No Happy Mother’s Day for Wild Mares
Earlier this year, the BLM announced their plan to work with Oregon State University (OSU) to experiment on 225 wild mares at the BLM’s short-term holding facility in Hines, OR.
Wild mares will be subjected to brutal and invasive sterilization experiments where the procedures cause infection, hemorrhaging, and even death, not to mention sheer terror and pain to the horses. Most of the wild mares are pregnant. Fillies as young as 8 months are included in the experiments. BLM’s environmental assessment noted that many pregnant mares may abort and more than a few will die during the “research” process.
The BLM wants three sterilization methods tested — ovariectomy via colpotomy, tubal ligation and hysteroscopically-guided laser ablation. The last two procedures the BLM describes as “minimally invasive” but they have never been done on wild mares (and rarely on any horses). The ovariectomy via colpotomy is not commonly done with domestic mares. When it is, it’s done in a sterile environment, usually done with an assisted laparoscopic camera, and the mares are not pregnant. They are also not wild. There is nothing sterile about a holding facility. The pre-operative and post-operative procedures do not comply with acceptable veterinary standards of care.
Barbaric Research Terrifies Mares
The wild mares will be completely terrified being confined in a chute and having an incision made in their vaginas so a veterinarian’s arm can reach in and tear out their ovaries. The possibility of the mares panicking in spite of sedation is high. They could break their necks in the chute, die from sedation, or their hearts can stop from sheer terror.
This barbaric research does not help to address the current issue of wild horse population management. However, it does further delay the use of PZP which is a reversible birth control vaccine.
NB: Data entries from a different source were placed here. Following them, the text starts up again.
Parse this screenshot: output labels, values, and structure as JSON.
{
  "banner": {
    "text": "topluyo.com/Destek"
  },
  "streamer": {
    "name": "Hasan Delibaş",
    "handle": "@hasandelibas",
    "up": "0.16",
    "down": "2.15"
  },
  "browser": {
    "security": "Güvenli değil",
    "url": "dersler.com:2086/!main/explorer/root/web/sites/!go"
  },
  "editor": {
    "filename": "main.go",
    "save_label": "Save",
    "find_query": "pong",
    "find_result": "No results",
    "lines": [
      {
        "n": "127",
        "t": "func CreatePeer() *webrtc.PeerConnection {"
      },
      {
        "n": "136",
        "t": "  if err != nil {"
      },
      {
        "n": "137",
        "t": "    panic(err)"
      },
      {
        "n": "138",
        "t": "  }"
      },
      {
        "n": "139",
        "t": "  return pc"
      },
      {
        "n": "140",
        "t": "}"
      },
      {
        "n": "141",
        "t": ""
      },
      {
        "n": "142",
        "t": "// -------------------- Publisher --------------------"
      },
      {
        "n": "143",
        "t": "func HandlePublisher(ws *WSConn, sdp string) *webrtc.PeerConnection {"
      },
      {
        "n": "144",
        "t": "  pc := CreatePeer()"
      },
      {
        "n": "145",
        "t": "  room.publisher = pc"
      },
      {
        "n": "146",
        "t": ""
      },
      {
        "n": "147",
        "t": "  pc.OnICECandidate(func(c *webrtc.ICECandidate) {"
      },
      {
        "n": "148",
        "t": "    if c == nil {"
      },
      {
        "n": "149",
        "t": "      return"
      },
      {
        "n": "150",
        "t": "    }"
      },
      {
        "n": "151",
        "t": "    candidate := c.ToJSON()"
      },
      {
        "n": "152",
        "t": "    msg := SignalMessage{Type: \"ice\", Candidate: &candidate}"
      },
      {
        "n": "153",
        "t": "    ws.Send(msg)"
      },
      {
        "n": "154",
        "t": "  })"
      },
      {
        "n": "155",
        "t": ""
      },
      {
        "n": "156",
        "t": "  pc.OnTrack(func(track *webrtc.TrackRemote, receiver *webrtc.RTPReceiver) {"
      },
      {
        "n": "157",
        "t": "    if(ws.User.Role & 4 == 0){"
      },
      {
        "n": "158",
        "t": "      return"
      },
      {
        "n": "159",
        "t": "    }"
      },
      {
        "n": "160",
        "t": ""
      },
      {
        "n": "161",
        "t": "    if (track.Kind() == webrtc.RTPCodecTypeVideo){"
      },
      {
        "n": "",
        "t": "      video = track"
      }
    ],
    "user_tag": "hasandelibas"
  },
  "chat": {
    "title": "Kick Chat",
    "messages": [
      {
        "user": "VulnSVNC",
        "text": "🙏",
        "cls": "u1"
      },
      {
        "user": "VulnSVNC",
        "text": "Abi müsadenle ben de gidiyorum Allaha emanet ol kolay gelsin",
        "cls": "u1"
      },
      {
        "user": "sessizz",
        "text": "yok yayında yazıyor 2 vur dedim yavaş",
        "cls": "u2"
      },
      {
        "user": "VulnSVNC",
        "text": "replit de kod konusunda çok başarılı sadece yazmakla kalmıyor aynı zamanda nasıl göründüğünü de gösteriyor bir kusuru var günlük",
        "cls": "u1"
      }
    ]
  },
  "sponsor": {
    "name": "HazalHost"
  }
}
PZP does not alter herd structure or the hormonal balance of wild horses and was recommended by the National Academies of Science as a well-proven methodology, unlike surgical sterilization.
OSU’s Animal Care and Use Committee is expected to make a decision this week about moving
ahead with the proposed research.